A red flag fire warning prompted by gusty Santa Ana winds and low humidity levels is in effect for much of San Diego County as a wildfire driven by similar conditions tore through Ventura County north of Los Angeles.
A high wind warning also remained in effect, with the red flag warning set to expire late Thursday night and the high wind warning expected to expire Thursday afternoon, according to the National Weather Service. But the Santa Ana winds could persist into Friday or Saturday, which would likely mean an extension of both warnings.
The National Weather Service issued the red flag warning for the San Diego County coastal area, inland valleys and mountains, including the Palomar and Descanso Ranger Districts of the Cleveland National Forest.
Tuesday and Wednesday, sustained winds are expected to be between 20 and 30 mph with gusts up to 55 or 60 mph, the NWS said. But forecasters now believe Thursday and Friday pose the most significant fire risks, with isolated gusts of 70 to 80 mph possible Thursday.
Helping somewhat to mitigate the fire danger this week will be the relatively mild weather. High temperatures Tuesday in San Diego County will be 70 to 75 degrees at the beaches, inland and in the western valleys, 61 to 66 near the foothills and 48 to 58 in the mountains.
The fire threat this week doesn’t come from high temperatures. Instead, it’s the strong winds and humidity levels expected to be in the 7 to 15 percent range Tuesday and the 5 to 15 percent range from Wednesday until Saturday.
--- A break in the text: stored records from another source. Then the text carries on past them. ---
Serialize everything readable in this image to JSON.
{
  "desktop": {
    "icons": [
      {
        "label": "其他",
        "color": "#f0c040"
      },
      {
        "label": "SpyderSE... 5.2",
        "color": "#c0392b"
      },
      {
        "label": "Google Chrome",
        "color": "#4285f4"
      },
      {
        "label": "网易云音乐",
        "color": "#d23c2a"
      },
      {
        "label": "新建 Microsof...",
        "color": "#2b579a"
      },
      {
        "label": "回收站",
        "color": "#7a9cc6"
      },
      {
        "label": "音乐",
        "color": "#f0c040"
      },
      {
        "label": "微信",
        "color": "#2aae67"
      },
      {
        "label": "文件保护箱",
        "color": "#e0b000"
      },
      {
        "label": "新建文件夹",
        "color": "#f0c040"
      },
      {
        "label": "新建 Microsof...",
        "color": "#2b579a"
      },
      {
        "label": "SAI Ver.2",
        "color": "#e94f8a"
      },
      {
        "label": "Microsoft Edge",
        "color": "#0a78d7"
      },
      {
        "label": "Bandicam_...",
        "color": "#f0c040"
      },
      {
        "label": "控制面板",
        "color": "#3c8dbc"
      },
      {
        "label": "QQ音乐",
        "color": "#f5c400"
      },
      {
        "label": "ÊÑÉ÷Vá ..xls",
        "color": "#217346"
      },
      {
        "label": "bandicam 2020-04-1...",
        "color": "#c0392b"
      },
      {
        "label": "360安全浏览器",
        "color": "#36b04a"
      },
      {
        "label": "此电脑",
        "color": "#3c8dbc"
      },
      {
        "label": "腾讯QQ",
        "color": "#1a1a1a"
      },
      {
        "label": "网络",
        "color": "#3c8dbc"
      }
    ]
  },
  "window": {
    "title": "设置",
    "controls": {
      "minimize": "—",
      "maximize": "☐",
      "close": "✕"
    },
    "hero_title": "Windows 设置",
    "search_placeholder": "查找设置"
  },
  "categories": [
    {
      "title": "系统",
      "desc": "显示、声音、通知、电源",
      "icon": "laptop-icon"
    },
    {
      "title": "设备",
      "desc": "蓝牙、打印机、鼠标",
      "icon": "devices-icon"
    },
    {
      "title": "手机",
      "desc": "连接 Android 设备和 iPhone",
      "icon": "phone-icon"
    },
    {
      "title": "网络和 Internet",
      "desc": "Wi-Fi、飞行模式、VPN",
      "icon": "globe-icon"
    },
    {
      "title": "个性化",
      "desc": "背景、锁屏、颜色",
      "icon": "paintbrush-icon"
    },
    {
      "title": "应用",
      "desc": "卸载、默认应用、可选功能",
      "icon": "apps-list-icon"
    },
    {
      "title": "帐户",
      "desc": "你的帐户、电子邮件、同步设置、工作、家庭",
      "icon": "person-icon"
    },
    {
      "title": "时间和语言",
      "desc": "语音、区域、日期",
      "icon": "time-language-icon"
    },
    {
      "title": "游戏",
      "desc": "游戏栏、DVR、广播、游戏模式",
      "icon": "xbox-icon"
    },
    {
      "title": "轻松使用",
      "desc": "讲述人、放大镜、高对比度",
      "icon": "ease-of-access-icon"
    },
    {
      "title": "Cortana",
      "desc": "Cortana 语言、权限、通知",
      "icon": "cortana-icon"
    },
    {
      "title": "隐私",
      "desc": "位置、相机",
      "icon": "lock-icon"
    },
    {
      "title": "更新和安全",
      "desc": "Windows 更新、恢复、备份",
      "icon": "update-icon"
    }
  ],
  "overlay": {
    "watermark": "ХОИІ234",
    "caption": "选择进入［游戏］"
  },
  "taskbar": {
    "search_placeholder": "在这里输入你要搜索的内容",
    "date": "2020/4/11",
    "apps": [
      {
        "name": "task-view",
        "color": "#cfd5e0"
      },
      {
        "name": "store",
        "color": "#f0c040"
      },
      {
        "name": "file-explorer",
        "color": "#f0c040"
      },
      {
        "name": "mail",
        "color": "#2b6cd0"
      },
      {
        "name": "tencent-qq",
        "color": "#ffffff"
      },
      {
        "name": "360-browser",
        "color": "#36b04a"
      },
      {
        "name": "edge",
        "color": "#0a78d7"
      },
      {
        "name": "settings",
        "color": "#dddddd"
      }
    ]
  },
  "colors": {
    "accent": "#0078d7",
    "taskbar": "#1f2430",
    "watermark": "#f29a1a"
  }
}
The wildfire threat was on full display in Ventura County, where the “Thomas Fire” was being driven by Santa Ana winds and conditions similar to local conditions. That blaze erupted around 6:30 p.m. Monday and quickly spread, growing to 31,000 acres and destroying at least 150 structures.
To prepare for the potentially dangerous conditions, both the San Diego Fire-Rescue Department and San Diego Gas & Electric beefed up staffing levels this week. The fire department put several extra strike teams on alert that included 10 brush rigs, five engines, two water tenders and two helicopters. SDG&E officials staged field crews and contract firefighters in areas where winds are expected to be the strongest.
“Meteorologists at the National Weather Service have not seen models for a Santa Ana event like this in many years,” SDFD Chief Brian Fennessy said. “We are being vigilant in up-staffing to protect San Diegans and their property. We ask that residents practice their evacuation plans and be prepared in case of a wildfire.”
SDG&E — which last week lost a ruling in relation to the 2007 wildfires the company was found responsible for starting — said it may need to turn off power this week in certain areas “if weather conditions threaten the integrity of our system and create the possibility of an imminent emergency.”
Fire officials said several years of drought coupled with heavy rains last winter created significant fire fuel in the form of underbrush and grass. But the lack of recent rainfall and low humidity levels have dried out the extra fuel, making it ready to spark.
The U.S. Forest Service’s Santa Ana Wildfire Threat Index, which categorizes Santa Ana winds based on anticipated fire potential as extreme, high, moderate, marginal or no rating, predicts that Thursday the threat index will be extreme and Friday it will be high. Tuesday, the index listed the threat as marginal, while Wednesday and Saturday were listed as moderate.
On Thursday, with gusts potentially exceeding 80 mph, the Forest Service said that “upon ignition, fires will have extreme growth, will burn very intensely, and will be uncontrollable.”
San Diego officials and the weather service warned residents to “avoid activities that could spark a fire” and warned of the dangers of high winds that include power outages and damaged or toppled trees or power lines.
— City News Service
>> Subscribe to Times of San Diego’s free daily email newsletter! Click hereFollow Us: